** Opening THE RECORDS block **
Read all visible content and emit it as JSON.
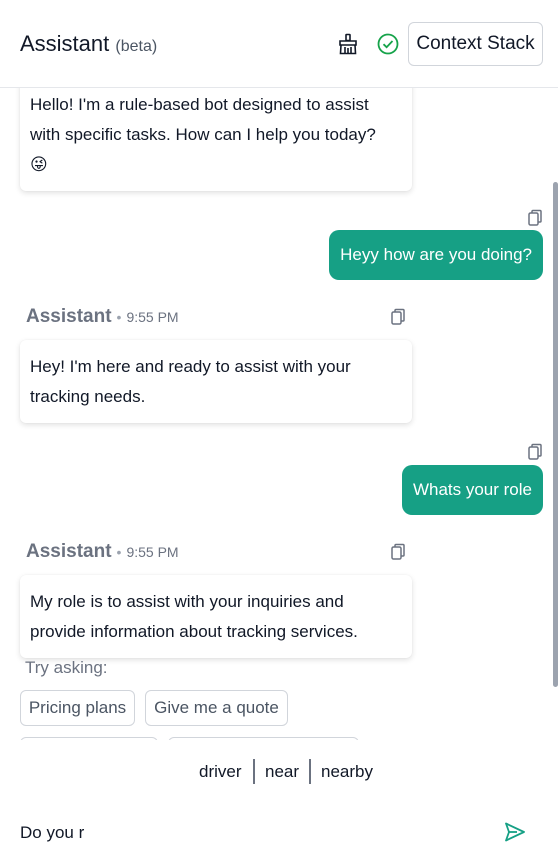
{
  "header": {
    "title": "Assistant",
    "beta": "(beta)",
    "context_button": "Context Stack"
  },
  "messages": [
    {
      "role": "assistant",
      "text": "Hello! I'm a rule-based bot designed to assist with specific tasks. How can I help you today?",
      "emoji": "😜"
    },
    {
      "role": "user",
      "text": "Heyy how are you doing?"
    },
    {
      "role": "assistant",
      "name": "Assistant",
      "time": "9:55 PM",
      "text": "Hey! I'm here and ready to assist with your tracking needs."
    },
    {
      "role": "user",
      "text": "Whats your role"
    },
    {
      "role": "assistant",
      "name": "Assistant",
      "time": "9:55 PM",
      "text": "My role is to assist with your inquiries and provide information about tracking services."
    }
  ],
  "try_asking": {
    "label": "Try asking:",
    "chips": [
      "Pricing plans",
      "Give me a quote"
    ]
  },
  "suggestions": [
    "driver",
    "near",
    "nearby"
  ],
  "input": {
    "value": "Do you r",
    "placeholder": ""
  },
  "colors": {
    "user_bubble": "#16a085",
    "check_icon": "#16a34a",
    "send_icon": "#16a085"
  },
  "icons": {
    "clear": "broom-icon",
    "status": "check-circle-icon",
    "copy": "copy-icon",
    "send": "send-icon"
  }
}
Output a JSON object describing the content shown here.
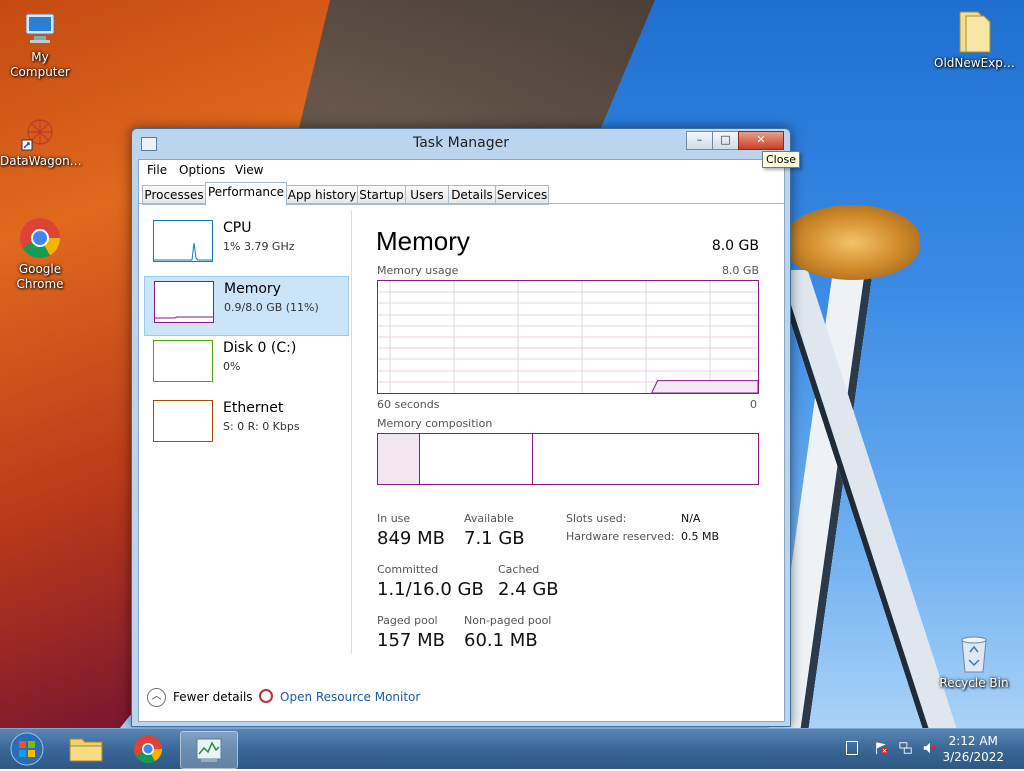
{
  "desktop": {
    "icons": [
      {
        "label": "My Computer"
      },
      {
        "label": "DataWagon…"
      },
      {
        "label": "Google Chrome"
      },
      {
        "label": "OldNewExp…"
      },
      {
        "label": "Recycle Bin"
      }
    ]
  },
  "window": {
    "title": "Task Manager",
    "controls": {
      "minimize": "–",
      "maximize": "□",
      "close": "✕"
    },
    "menu": [
      "File",
      "Options",
      "View"
    ],
    "tabs": [
      "Processes",
      "Performance",
      "App history",
      "Startup",
      "Users",
      "Details",
      "Services"
    ],
    "active_tab": "Performance",
    "resources": [
      {
        "name": "CPU",
        "value": "1%  3.79 GHz",
        "color": "#117dbb"
      },
      {
        "name": "Memory",
        "value": "0.9/8.0 GB (11%)",
        "color": "#8b1a89"
      },
      {
        "name": "Disk 0 (C:)",
        "value": "0%",
        "color": "#4da60c"
      },
      {
        "name": "Ethernet",
        "value": "S: 0  R: 0 Kbps",
        "color": "#a74f01"
      }
    ],
    "detail": {
      "title": "Memory",
      "total": "8.0 GB",
      "usage_label": "Memory usage",
      "usage_max": "8.0 GB",
      "time_label": "60 seconds",
      "time_zero": "0",
      "usage_fraction": 0.11,
      "composition_label": "Memory composition",
      "stats": {
        "in_use": {
          "label": "In use",
          "value": "849 MB"
        },
        "available": {
          "label": "Available",
          "value": "7.1 GB"
        },
        "committed": {
          "label": "Committed",
          "value": "1.1/16.0 GB"
        },
        "cached": {
          "label": "Cached",
          "value": "2.4 GB"
        },
        "paged_pool": {
          "label": "Paged pool",
          "value": "157 MB"
        },
        "non_paged_pool": {
          "label": "Non-paged pool",
          "value": "60.1 MB"
        }
      },
      "kv": [
        {
          "label": "Slots used:",
          "value": "N/A"
        },
        {
          "label": "Hardware reserved:",
          "value": "0.5 MB"
        }
      ]
    },
    "footer": {
      "fewer_details": "Fewer details",
      "resource_monitor": "Open Resource Monitor"
    }
  },
  "tooltip": "Close",
  "taskbar": {
    "time": "2:12 AM",
    "date": "3/26/2022"
  }
}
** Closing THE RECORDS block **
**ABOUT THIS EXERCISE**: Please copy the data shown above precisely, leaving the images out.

**RESPONSE AREA**:
Read all visible content and emit it as JSON.
{
  "header": {
    "title": "Assistant",
    "beta": "(beta)",
    "context_button": "Context Stack"
  },
  "messages": [
    {
      "role": "assistant",
      "text": "Hello! I'm a rule-based bot designed to assist with specific tasks. How can I help you today?",
      "emoji": "😜"
    },
    {
      "role": "user",
      "text": "Heyy how are you doing?"
    },
    {
      "role": "assistant",
      "name": "Assistant",
      "time": "9:55 PM",
      "text": "Hey! I'm here and ready to assist with your tracking needs."
    },
    {
      "role": "user",
      "text": "Whats your role"
    },
    {
      "role": "assistant",
      "name": "Assistant",
      "time": "9:55 PM",
      "text": "My role is to assist with your inquiries and provide information about tracking services."
    }
  ],
  "try_asking": {
    "label": "Try asking:",
    "chips": [
      "Pricing plans",
      "Give me a quote"
    ]
  },
  "suggestions": [
    "driver",
    "near",
    "nearby"
  ],
  "input": {
    "value": "Do you r",
    "placeholder": ""
  },
  "colors": {
    "user_bubble": "#16a085",
    "check_icon": "#16a34a",
    "send_icon": "#16a085"
  },
  "icons": {
    "clear": "broom-icon",
    "status": "check-circle-icon",
    "copy": "copy-icon",
    "send": "send-icon"
  }
}
Output a JSON object describing the content shown here.
{
  "desktop": {
    "icons": [
      {
        "label": "My Computer"
      },
      {
        "label": "DataWagon…"
      },
      {
        "label": "Google Chrome"
      },
      {
        "label": "OldNewExp…"
      },
      {
        "label": "Recycle Bin"
      }
    ]
  },
  "window": {
    "title": "Task Manager",
    "controls": {
      "minimize": "–",
      "maximize": "□",
      "close": "✕"
    },
    "menu": [
      "File",
      "Options",
      "View"
    ],
    "tabs": [
      "Processes",
      "Performance",
      "App history",
      "Startup",
      "Users",
      "Details",
      "Services"
    ],
    "active_tab": "Performance",
    "resources": [
      {
        "name": "CPU",
        "value": "1%  3.79 GHz",
        "color": "#117dbb"
      },
      {
        "name": "Memory",
        "value": "0.9/8.0 GB (11%)",
        "color": "#8b1a89"
      },
      {
        "name": "Disk 0 (C:)",
        "value": "0%",
        "color": "#4da60c"
      },
      {
        "name": "Ethernet",
        "value": "S: 0  R: 0 Kbps",
        "color": "#a74f01"
      }
    ],
    "detail": {
      "title": "Memory",
      "total": "8.0 GB",
      "usage_label": "Memory usage",
      "usage_max": "8.0 GB",
      "time_label": "60 seconds",
      "time_zero": "0",
      "usage_fraction": 0.11,
      "composition_label": "Memory composition",
      "stats": {
        "in_use": {
          "label": "In use",
          "value": "849 MB"
        },
        "available": {
          "label": "Available",
          "value": "7.1 GB"
        },
        "committed": {
          "label": "Committed",
          "value": "1.1/16.0 GB"
        },
        "cached": {
          "label": "Cached",
          "value": "2.4 GB"
        },
        "paged_pool": {
          "label": "Paged pool",
          "value": "157 MB"
        },
        "non_paged_pool": {
          "label": "Non-paged pool",
          "value": "60.1 MB"
        }
      },
      "kv": [
        {
          "label": "Slots used:",
          "value": "N/A"
        },
        {
          "label": "Hardware reserved:",
          "value": "0.5 MB"
        }
      ]
    },
    "footer": {
      "fewer_details": "Fewer details",
      "resource_monitor": "Open Resource Monitor"
    }
  },
  "tooltip": "Close",
  "taskbar": {
    "time": "2:12 AM",
    "date": "3/26/2022"
  }
}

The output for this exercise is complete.